>>>>

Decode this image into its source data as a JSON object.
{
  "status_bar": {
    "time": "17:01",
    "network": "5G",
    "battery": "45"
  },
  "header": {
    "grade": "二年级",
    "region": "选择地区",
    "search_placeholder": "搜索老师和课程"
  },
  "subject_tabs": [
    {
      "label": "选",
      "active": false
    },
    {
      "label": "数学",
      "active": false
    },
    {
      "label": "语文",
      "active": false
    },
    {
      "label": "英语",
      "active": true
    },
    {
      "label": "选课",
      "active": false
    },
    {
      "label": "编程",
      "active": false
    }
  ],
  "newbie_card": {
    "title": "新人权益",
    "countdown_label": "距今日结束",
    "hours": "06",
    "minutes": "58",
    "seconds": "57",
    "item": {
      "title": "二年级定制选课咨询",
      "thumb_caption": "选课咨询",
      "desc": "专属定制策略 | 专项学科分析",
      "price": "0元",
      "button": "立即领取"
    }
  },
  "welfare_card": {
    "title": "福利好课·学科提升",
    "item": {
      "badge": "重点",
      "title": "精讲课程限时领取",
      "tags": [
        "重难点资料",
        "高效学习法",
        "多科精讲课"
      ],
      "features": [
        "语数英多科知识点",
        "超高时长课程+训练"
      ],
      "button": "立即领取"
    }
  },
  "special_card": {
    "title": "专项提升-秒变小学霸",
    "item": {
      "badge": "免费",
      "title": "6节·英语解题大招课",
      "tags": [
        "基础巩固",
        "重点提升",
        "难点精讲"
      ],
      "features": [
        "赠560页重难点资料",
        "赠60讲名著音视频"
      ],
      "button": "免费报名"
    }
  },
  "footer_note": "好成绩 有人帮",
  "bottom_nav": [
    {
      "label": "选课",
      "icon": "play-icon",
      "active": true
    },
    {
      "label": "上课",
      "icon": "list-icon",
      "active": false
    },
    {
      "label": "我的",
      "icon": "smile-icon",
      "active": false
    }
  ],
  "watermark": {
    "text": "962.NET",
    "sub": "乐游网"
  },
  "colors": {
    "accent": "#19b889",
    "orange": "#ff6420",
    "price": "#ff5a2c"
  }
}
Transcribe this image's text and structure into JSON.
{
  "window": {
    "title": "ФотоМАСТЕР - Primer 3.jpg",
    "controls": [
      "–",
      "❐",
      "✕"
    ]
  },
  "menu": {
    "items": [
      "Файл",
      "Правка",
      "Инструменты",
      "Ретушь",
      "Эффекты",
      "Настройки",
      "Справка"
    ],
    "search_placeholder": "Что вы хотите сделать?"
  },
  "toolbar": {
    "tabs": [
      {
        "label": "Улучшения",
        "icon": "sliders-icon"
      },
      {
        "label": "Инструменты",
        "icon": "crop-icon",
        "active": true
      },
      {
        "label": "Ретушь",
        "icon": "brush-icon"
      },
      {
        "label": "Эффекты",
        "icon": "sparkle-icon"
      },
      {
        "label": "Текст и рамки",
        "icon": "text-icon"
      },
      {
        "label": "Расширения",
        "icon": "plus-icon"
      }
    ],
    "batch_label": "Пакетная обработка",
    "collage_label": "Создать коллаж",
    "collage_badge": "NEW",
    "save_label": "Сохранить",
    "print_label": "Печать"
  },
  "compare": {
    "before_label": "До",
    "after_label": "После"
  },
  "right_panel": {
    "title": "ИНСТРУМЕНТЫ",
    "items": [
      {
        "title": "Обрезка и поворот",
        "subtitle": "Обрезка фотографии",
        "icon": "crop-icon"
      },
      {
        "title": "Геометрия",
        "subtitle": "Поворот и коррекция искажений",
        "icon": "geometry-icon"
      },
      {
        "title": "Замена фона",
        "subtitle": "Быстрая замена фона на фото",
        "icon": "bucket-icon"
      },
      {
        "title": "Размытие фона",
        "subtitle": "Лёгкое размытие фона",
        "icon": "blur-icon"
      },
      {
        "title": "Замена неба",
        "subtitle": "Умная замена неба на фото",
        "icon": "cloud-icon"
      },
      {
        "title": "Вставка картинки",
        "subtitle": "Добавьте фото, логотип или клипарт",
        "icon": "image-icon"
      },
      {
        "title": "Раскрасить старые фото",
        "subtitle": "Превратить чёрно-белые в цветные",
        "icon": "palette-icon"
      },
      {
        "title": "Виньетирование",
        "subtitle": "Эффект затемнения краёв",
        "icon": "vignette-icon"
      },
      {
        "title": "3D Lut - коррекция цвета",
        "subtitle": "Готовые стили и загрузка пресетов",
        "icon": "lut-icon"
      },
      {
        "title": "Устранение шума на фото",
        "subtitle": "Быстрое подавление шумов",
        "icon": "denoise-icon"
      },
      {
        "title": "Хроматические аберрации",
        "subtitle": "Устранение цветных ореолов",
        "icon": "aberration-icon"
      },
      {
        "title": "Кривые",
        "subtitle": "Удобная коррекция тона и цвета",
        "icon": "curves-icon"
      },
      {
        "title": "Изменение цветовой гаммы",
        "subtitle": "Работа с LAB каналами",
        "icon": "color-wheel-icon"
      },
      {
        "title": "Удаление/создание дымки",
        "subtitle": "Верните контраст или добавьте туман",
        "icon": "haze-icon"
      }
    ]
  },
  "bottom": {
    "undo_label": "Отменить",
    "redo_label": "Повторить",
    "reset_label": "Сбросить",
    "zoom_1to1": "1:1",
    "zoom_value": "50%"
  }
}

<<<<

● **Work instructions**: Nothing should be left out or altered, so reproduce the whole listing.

● **Result of this task**:
Decode this image into its source data as a JSON object.
{
  "status_bar": {
    "time": "17:01",
    "network": "5G",
    "battery": "45"
  },
  "header": {
    "grade": "二年级",
    "region": "选择地区",
    "search_placeholder": "搜索老师和课程"
  },
  "subject_tabs": [
    {
      "label": "选",
      "active": false
    },
    {
      "label": "数学",
      "active": false
    },
    {
      "label": "语文",
      "active": false
    },
    {
      "label": "英语",
      "active": true
    },
    {
      "label": "选课",
      "active": false
    },
    {
      "label": "编程",
      "active": false
    }
  ],
  "newbie_card": {
    "title": "新人权益",
    "countdown_label": "距今日结束",
    "hours": "06",
    "minutes": "58",
    "seconds": "57",
    "item": {
      "title": "二年级定制选课咨询",
      "thumb_caption": "选课咨询",
      "desc": "专属定制策略 | 专项学科分析",
      "price": "0元",
      "button": "立即领取"
    }
  },
  "welfare_card": {
    "title": "福利好课·学科提升",
    "item": {
      "badge": "重点",
      "title": "精讲课程限时领取",
      "tags": [
        "重难点资料",
        "高效学习法",
        "多科精讲课"
      ],
      "features": [
        "语数英多科知识点",
        "超高时长课程+训练"
      ],
      "button": "立即领取"
    }
  },
  "special_card": {
    "title": "专项提升-秒变小学霸",
    "item": {
      "badge": "免费",
      "title": "6节·英语解题大招课",
      "tags": [
        "基础巩固",
        "重点提升",
        "难点精讲"
      ],
      "features": [
        "赠560页重难点资料",
        "赠60讲名著音视频"
      ],
      "button": "免费报名"
    }
  },
  "footer_note": "好成绩 有人帮",
  "bottom_nav": [
    {
      "label": "选课",
      "icon": "play-icon",
      "active": true
    },
    {
      "label": "上课",
      "icon": "list-icon",
      "active": false
    },
    {
      "label": "我的",
      "icon": "smile-icon",
      "active": false
    }
  ],
  "watermark": {
    "text": "962.NET",
    "sub": "乐游网"
  },
  "colors": {
    "accent": "#19b889",
    "orange": "#ff6420",
    "price": "#ff5a2c"
  }
}
Transcribe this image's text and structure into JSON.
{
  "window": {
    "title": "ФотоМАСТЕР - Primer 3.jpg",
    "controls": [
      "–",
      "❐",
      "✕"
    ]
  },
  "menu": {
    "items": [
      "Файл",
      "Правка",
      "Инструменты",
      "Ретушь",
      "Эффекты",
      "Настройки",
      "Справка"
    ],
    "search_placeholder": "Что вы хотите сделать?"
  },
  "toolbar": {
    "tabs": [
      {
        "label": "Улучшения",
        "icon": "sliders-icon"
      },
      {
        "label": "Инструменты",
        "icon": "crop-icon",
        "active": true
      },
      {
        "label": "Ретушь",
        "icon": "brush-icon"
      },
      {
        "label": "Эффекты",
        "icon": "sparkle-icon"
      },
      {
        "label": "Текст и рамки",
        "icon": "text-icon"
      },
      {
        "label": "Расширения",
        "icon": "plus-icon"
      }
    ],
    "batch_label": "Пакетная обработка",
    "collage_label": "Создать коллаж",
    "collage_badge": "NEW",
    "save_label": "Сохранить",
    "print_label": "Печать"
  },
  "compare": {
    "before_label": "До",
    "after_label": "После"
  },
  "right_panel": {
    "title": "ИНСТРУМЕНТЫ",
    "items": [
      {
        "title": "Обрезка и поворот",
        "subtitle": "Обрезка фотографии",
        "icon": "crop-icon"
      },
      {
        "title": "Геометрия",
        "subtitle": "Поворот и коррекция искажений",
        "icon": "geometry-icon"
      },
      {
        "title": "Замена фона",
        "subtitle": "Быстрая замена фона на фото",
        "icon": "bucket-icon"
      },
      {
        "title": "Размытие фона",
        "subtitle": "Лёгкое размытие фона",
        "icon": "blur-icon"
      },
      {
        "title": "Замена неба",
        "subtitle": "Умная замена неба на фото",
        "icon": "cloud-icon"
      },
      {
        "title": "Вставка картинки",
        "subtitle": "Добавьте фото, логотип или клипарт",
        "icon": "image-icon"
      },
      {
        "title": "Раскрасить старые фото",
        "subtitle": "Превратить чёрно-белые в цветные",
        "icon": "palette-icon"
      },
      {
        "title": "Виньетирование",
        "subtitle": "Эффект затемнения краёв",
        "icon": "vignette-icon"
      },
      {
        "title": "3D Lut - коррекция цвета",
        "subtitle": "Готовые стили и загрузка пресетов",
        "icon": "lut-icon"
      },
      {
        "title": "Устранение шума на фото",
        "subtitle": "Быстрое подавление шумов",
        "icon": "denoise-icon"
      },
      {
        "title": "Хроматические аберрации",
        "subtitle": "Устранение цветных ореолов",
        "icon": "aberration-icon"
      },
      {
        "title": "Кривые",
        "subtitle": "Удобная коррекция тона и цвета",
        "icon": "curves-icon"
      },
      {
        "title": "Изменение цветовой гаммы",
        "subtitle": "Работа с LAB каналами",
        "icon": "color-wheel-icon"
      },
      {
        "title": "Удаление/создание дымки",
        "subtitle": "Верните контраст или добавьте туман",
        "icon": "haze-icon"
      }
    ]
  },
  "bottom": {
    "undo_label": "Отменить",
    "redo_label": "Повторить",
    "reset_label": "Сбросить",
    "zoom_1to1": "1:1",
    "zoom_value": "50%"
  }
}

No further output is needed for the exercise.